Imagine sitting on a swing at a playground with nobody around to give you a push. To get yourself into a larger and larger swing, you swing your legs back and forth. Of course, you can't just swing them randomly back and forth, you need to swing them back and forth one time for each back and forth oscillation of the swing. This is resonance.
When an object (like the swing) has a particular natural frequency at which it tends to oscillate, it can be made to go into larger oscillations by adding in small amounts of energy at just the right time during each oscillation. This can be done by an external force that acts with the same frequency as the natural frequency of the object oscillating.
In the simulation below, three identical 2 kg masses are attached to three springs with varying spring constants. Each mass spring combination has a certain natural frequency. When the bar to which the masses are attached is itself is oscillated, the three masses will all start to move slightly. If the frequency of oscillation of the bar matches the natural frequency of vibration of any one of the mass/spring systems, resonance will occur. The particular mass will get into a vibration mode with a larger amplitude.
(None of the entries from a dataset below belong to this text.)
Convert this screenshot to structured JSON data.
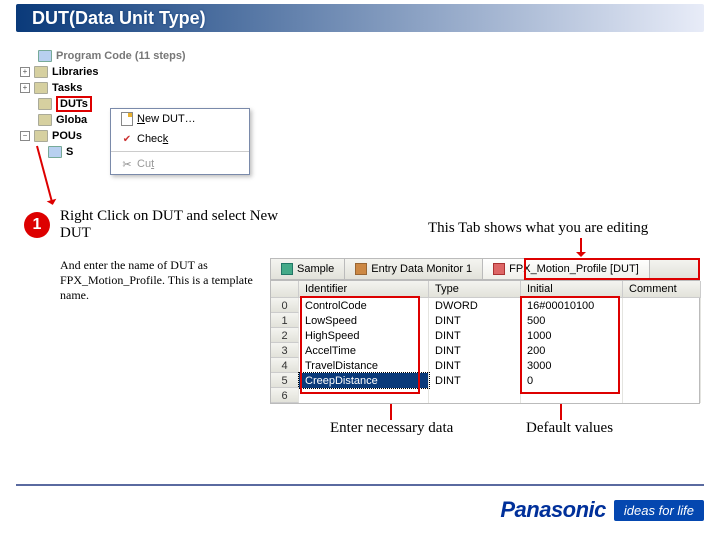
{
  "title": "DUT(Data Unit Type)",
  "tree": {
    "cutoff": "Program Code (11 steps)",
    "items": [
      "Libraries",
      "Tasks",
      "DUTs",
      "Globa",
      "POUs"
    ],
    "pou_child": "S"
  },
  "menu": {
    "new": "New DUT…",
    "new_u": "N",
    "check": "Check",
    "check_u": "k",
    "cut": "Cut",
    "cut_u": "t"
  },
  "step": {
    "num": "1",
    "head": "Right Click on DUT and select New DUT",
    "sub": "And enter the name of DUT as FPX_Motion_Profile.   This is a template name."
  },
  "annot": {
    "tab_note": "This Tab shows what you are editing",
    "enter_data": "Enter necessary data",
    "defaults": "Default values"
  },
  "tabs": {
    "sample": "Sample",
    "monitor": "Entry Data Monitor 1",
    "active": "FPX_Motion_Profile [DUT]"
  },
  "grid": {
    "headers": [
      "",
      "Identifier",
      "Type",
      "Initial",
      "Comment"
    ],
    "rows": [
      {
        "n": "0",
        "ident": "ControlCode",
        "type": "DWORD",
        "init": "16#00010100"
      },
      {
        "n": "1",
        "ident": "LowSpeed",
        "type": "DINT",
        "init": "500"
      },
      {
        "n": "2",
        "ident": "HighSpeed",
        "type": "DINT",
        "init": "1000"
      },
      {
        "n": "3",
        "ident": "AccelTime",
        "type": "DINT",
        "init": "200"
      },
      {
        "n": "4",
        "ident": "TravelDistance",
        "type": "DINT",
        "init": "3000"
      },
      {
        "n": "5",
        "ident": "CreepDistance",
        "type": "DINT",
        "init": "0"
      },
      {
        "n": "6",
        "ident": "",
        "type": "",
        "init": ""
      }
    ]
  },
  "footer": {
    "brand": "Panasonic",
    "tagline": "ideas for life"
  },
  "chart_data": {
    "type": "table",
    "title": "FPX_Motion_Profile [DUT]",
    "columns": [
      "Identifier",
      "Type",
      "Initial",
      "Comment"
    ],
    "rows": [
      [
        "ControlCode",
        "DWORD",
        "16#00010100",
        ""
      ],
      [
        "LowSpeed",
        "DINT",
        "500",
        ""
      ],
      [
        "HighSpeed",
        "DINT",
        "1000",
        ""
      ],
      [
        "AccelTime",
        "DINT",
        "200",
        ""
      ],
      [
        "TravelDistance",
        "DINT",
        "3000",
        ""
      ],
      [
        "CreepDistance",
        "DINT",
        "0",
        ""
      ]
    ]
  }
}
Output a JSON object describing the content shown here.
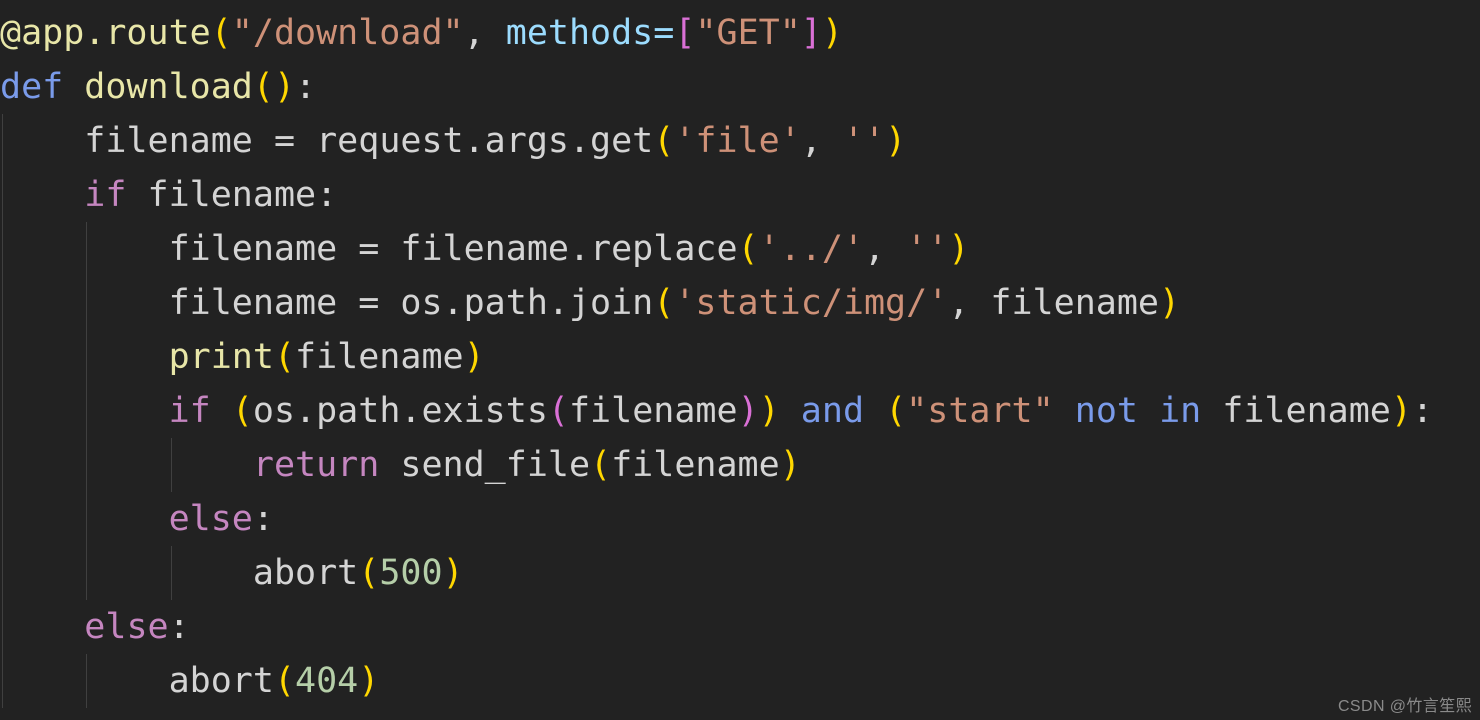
{
  "editor": {
    "language": "python",
    "background_color": "#222222",
    "default_text_color": "#d4d4d4",
    "indent_guide_color": "#404040",
    "font_size_px": 35,
    "line_height_px": 54,
    "theme_colors": {
      "keyword_control": "#c586c0",
      "keyword_operator": "#7a9bea",
      "function": "#e8e6a8",
      "string": "#ce9178",
      "number": "#b5cea8",
      "parameter": "#9cdcfe",
      "bracket_level_1": "#ffd700",
      "bracket_level_2": "#da70d6",
      "bracket_level_3": "#179fff"
    }
  },
  "code": {
    "plain_text": "@app.route(\"/download\", methods=[\"GET\"])\ndef download():\n    filename = request.args.get('file', '')\n    if filename:\n        filename = filename.replace('../', '')\n        filename = os.path.join('static/img/', filename)\n        print(filename)\n        if (os.path.exists(filename)) and (\"start\" not in filename):\n            return send_file(filename)\n        else:\n            abort(500)\n    else:\n        abort(404)",
    "lines": [
      {
        "indent": 0,
        "guides": [],
        "tokens": [
          {
            "text": "@app.route",
            "cls": "t-func"
          },
          {
            "text": "(",
            "cls": "t-br1"
          },
          {
            "text": "\"/download\"",
            "cls": "t-str"
          },
          {
            "text": ", ",
            "cls": "t-plain"
          },
          {
            "text": "methods",
            "cls": "t-prop"
          },
          {
            "text": "=",
            "cls": "t-prop"
          },
          {
            "text": "[",
            "cls": "t-br2"
          },
          {
            "text": "\"GET\"",
            "cls": "t-str"
          },
          {
            "text": "]",
            "cls": "t-br2"
          },
          {
            "text": ")",
            "cls": "t-br1"
          }
        ]
      },
      {
        "indent": 0,
        "guides": [],
        "tokens": [
          {
            "text": "def",
            "cls": "t-kw2"
          },
          {
            "text": " ",
            "cls": "t-plain"
          },
          {
            "text": "download",
            "cls": "t-func"
          },
          {
            "text": "(",
            "cls": "t-br1"
          },
          {
            "text": ")",
            "cls": "t-br1"
          },
          {
            "text": ":",
            "cls": "t-plain"
          }
        ]
      },
      {
        "indent": 1,
        "guides": [
          0
        ],
        "tokens": [
          {
            "text": "    ",
            "cls": "t-plain"
          },
          {
            "text": "filename ",
            "cls": "t-plain"
          },
          {
            "text": "=",
            "cls": "t-op"
          },
          {
            "text": " request.args.get",
            "cls": "t-plain"
          },
          {
            "text": "(",
            "cls": "t-br1"
          },
          {
            "text": "'file'",
            "cls": "t-str"
          },
          {
            "text": ", ",
            "cls": "t-plain"
          },
          {
            "text": "''",
            "cls": "t-str"
          },
          {
            "text": ")",
            "cls": "t-br1"
          }
        ]
      },
      {
        "indent": 1,
        "guides": [
          0
        ],
        "tokens": [
          {
            "text": "    ",
            "cls": "t-plain"
          },
          {
            "text": "if",
            "cls": "t-kw"
          },
          {
            "text": " filename:",
            "cls": "t-plain"
          }
        ]
      },
      {
        "indent": 2,
        "guides": [
          0,
          1
        ],
        "tokens": [
          {
            "text": "        ",
            "cls": "t-plain"
          },
          {
            "text": "filename ",
            "cls": "t-plain"
          },
          {
            "text": "=",
            "cls": "t-op"
          },
          {
            "text": " filename.replace",
            "cls": "t-plain"
          },
          {
            "text": "(",
            "cls": "t-br1"
          },
          {
            "text": "'../'",
            "cls": "t-str"
          },
          {
            "text": ", ",
            "cls": "t-plain"
          },
          {
            "text": "''",
            "cls": "t-str"
          },
          {
            "text": ")",
            "cls": "t-br1"
          }
        ]
      },
      {
        "indent": 2,
        "guides": [
          0,
          1
        ],
        "tokens": [
          {
            "text": "        ",
            "cls": "t-plain"
          },
          {
            "text": "filename ",
            "cls": "t-plain"
          },
          {
            "text": "=",
            "cls": "t-op"
          },
          {
            "text": " os.path.join",
            "cls": "t-plain"
          },
          {
            "text": "(",
            "cls": "t-br1"
          },
          {
            "text": "'static/img/'",
            "cls": "t-str"
          },
          {
            "text": ", filename",
            "cls": "t-plain"
          },
          {
            "text": ")",
            "cls": "t-br1"
          }
        ]
      },
      {
        "indent": 2,
        "guides": [
          0,
          1
        ],
        "tokens": [
          {
            "text": "        ",
            "cls": "t-plain"
          },
          {
            "text": "print",
            "cls": "t-func"
          },
          {
            "text": "(",
            "cls": "t-br1"
          },
          {
            "text": "filename",
            "cls": "t-plain"
          },
          {
            "text": ")",
            "cls": "t-br1"
          }
        ]
      },
      {
        "indent": 2,
        "guides": [
          0,
          1
        ],
        "tokens": [
          {
            "text": "        ",
            "cls": "t-plain"
          },
          {
            "text": "if",
            "cls": "t-kw"
          },
          {
            "text": " ",
            "cls": "t-plain"
          },
          {
            "text": "(",
            "cls": "t-br1"
          },
          {
            "text": "os.path.exists",
            "cls": "t-plain"
          },
          {
            "text": "(",
            "cls": "t-br2"
          },
          {
            "text": "filename",
            "cls": "t-plain"
          },
          {
            "text": ")",
            "cls": "t-br2"
          },
          {
            "text": ")",
            "cls": "t-br1"
          },
          {
            "text": " ",
            "cls": "t-plain"
          },
          {
            "text": "and",
            "cls": "t-kw2"
          },
          {
            "text": " ",
            "cls": "t-plain"
          },
          {
            "text": "(",
            "cls": "t-br1"
          },
          {
            "text": "\"start\"",
            "cls": "t-str"
          },
          {
            "text": " ",
            "cls": "t-plain"
          },
          {
            "text": "not",
            "cls": "t-kw2"
          },
          {
            "text": " ",
            "cls": "t-plain"
          },
          {
            "text": "in",
            "cls": "t-kw2"
          },
          {
            "text": " filename",
            "cls": "t-plain"
          },
          {
            "text": ")",
            "cls": "t-br1"
          },
          {
            "text": ":",
            "cls": "t-plain"
          }
        ]
      },
      {
        "indent": 3,
        "guides": [
          0,
          1,
          2
        ],
        "tokens": [
          {
            "text": "            ",
            "cls": "t-plain"
          },
          {
            "text": "return",
            "cls": "t-kw"
          },
          {
            "text": " send_file",
            "cls": "t-plain"
          },
          {
            "text": "(",
            "cls": "t-br1"
          },
          {
            "text": "filename",
            "cls": "t-plain"
          },
          {
            "text": ")",
            "cls": "t-br1"
          }
        ]
      },
      {
        "indent": 2,
        "guides": [
          0,
          1
        ],
        "tokens": [
          {
            "text": "        ",
            "cls": "t-plain"
          },
          {
            "text": "else",
            "cls": "t-kw"
          },
          {
            "text": ":",
            "cls": "t-plain"
          }
        ]
      },
      {
        "indent": 3,
        "guides": [
          0,
          1,
          2
        ],
        "tokens": [
          {
            "text": "            ",
            "cls": "t-plain"
          },
          {
            "text": "abort",
            "cls": "t-plain"
          },
          {
            "text": "(",
            "cls": "t-br1"
          },
          {
            "text": "500",
            "cls": "t-num"
          },
          {
            "text": ")",
            "cls": "t-br1"
          }
        ]
      },
      {
        "indent": 1,
        "guides": [
          0
        ],
        "tokens": [
          {
            "text": "    ",
            "cls": "t-plain"
          },
          {
            "text": "else",
            "cls": "t-kw"
          },
          {
            "text": ":",
            "cls": "t-plain"
          }
        ]
      },
      {
        "indent": 2,
        "guides": [
          0,
          1
        ],
        "tokens": [
          {
            "text": "        ",
            "cls": "t-plain"
          },
          {
            "text": "abort",
            "cls": "t-plain"
          },
          {
            "text": "(",
            "cls": "t-br1"
          },
          {
            "text": "404",
            "cls": "t-num"
          },
          {
            "text": ")",
            "cls": "t-br1"
          }
        ]
      }
    ]
  },
  "watermark": {
    "text": "CSDN @竹言笙熙"
  }
}
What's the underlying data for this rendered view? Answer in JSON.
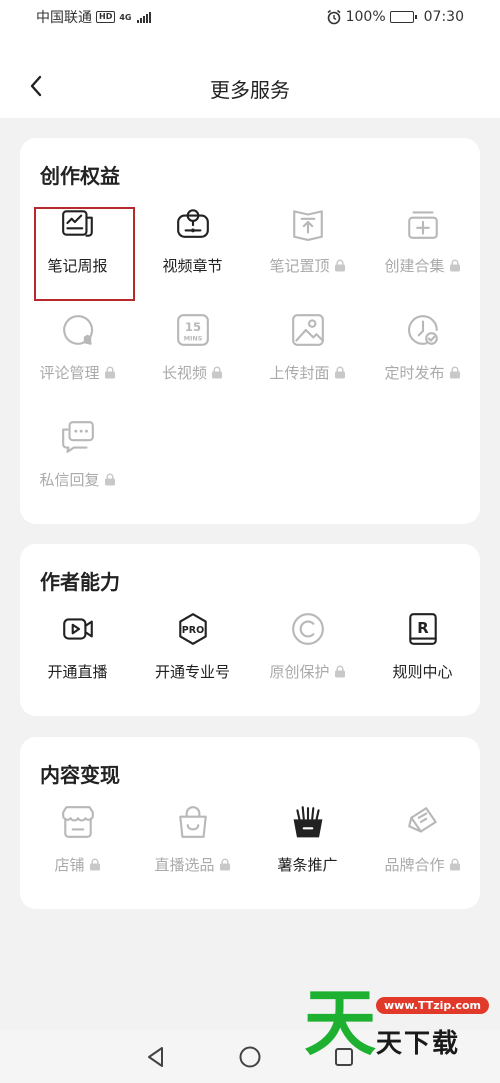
{
  "status": {
    "carrier": "中国联通",
    "hd": "HD",
    "network": "4G",
    "battery": "100%",
    "time": "07:30"
  },
  "header": {
    "title": "更多服务"
  },
  "sections": [
    {
      "title": "创作权益",
      "items": [
        {
          "label": "笔记周报",
          "icon": "weekly-report-icon",
          "locked": false
        },
        {
          "label": "视频章节",
          "icon": "video-chapter-icon",
          "locked": false
        },
        {
          "label": "笔记置顶",
          "icon": "pin-top-icon",
          "locked": true
        },
        {
          "label": "创建合集",
          "icon": "create-collection-icon",
          "locked": true
        },
        {
          "label": "评论管理",
          "icon": "comment-manage-icon",
          "locked": true
        },
        {
          "label": "长视频",
          "icon": "long-video-icon",
          "locked": true
        },
        {
          "label": "上传封面",
          "icon": "upload-cover-icon",
          "locked": true
        },
        {
          "label": "定时发布",
          "icon": "scheduled-publish-icon",
          "locked": true
        },
        {
          "label": "私信回复",
          "icon": "message-reply-icon",
          "locked": true
        }
      ]
    },
    {
      "title": "作者能力",
      "items": [
        {
          "label": "开通直播",
          "icon": "live-stream-icon",
          "locked": false
        },
        {
          "label": "开通专业号",
          "icon": "pro-account-icon",
          "locked": false
        },
        {
          "label": "原创保护",
          "icon": "copyright-icon",
          "locked": true
        },
        {
          "label": "规则中心",
          "icon": "rules-center-icon",
          "locked": false
        }
      ]
    },
    {
      "title": "内容变现",
      "items": [
        {
          "label": "店铺",
          "icon": "store-icon",
          "locked": true
        },
        {
          "label": "直播选品",
          "icon": "shopping-bag-icon",
          "locked": true
        },
        {
          "label": "薯条推广",
          "icon": "fries-promo-icon",
          "locked": false
        },
        {
          "label": "品牌合作",
          "icon": "brand-coop-icon",
          "locked": true
        }
      ]
    }
  ],
  "watermark": {
    "big": "天",
    "url": "www.TTzip.com",
    "text": "天下载"
  },
  "colors": {
    "highlight": "#b8292e",
    "enabled": "#222222",
    "disabled": "#aaaaaa"
  }
}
Note: All the springs have built-in damping that prevents the resonance from getting too large.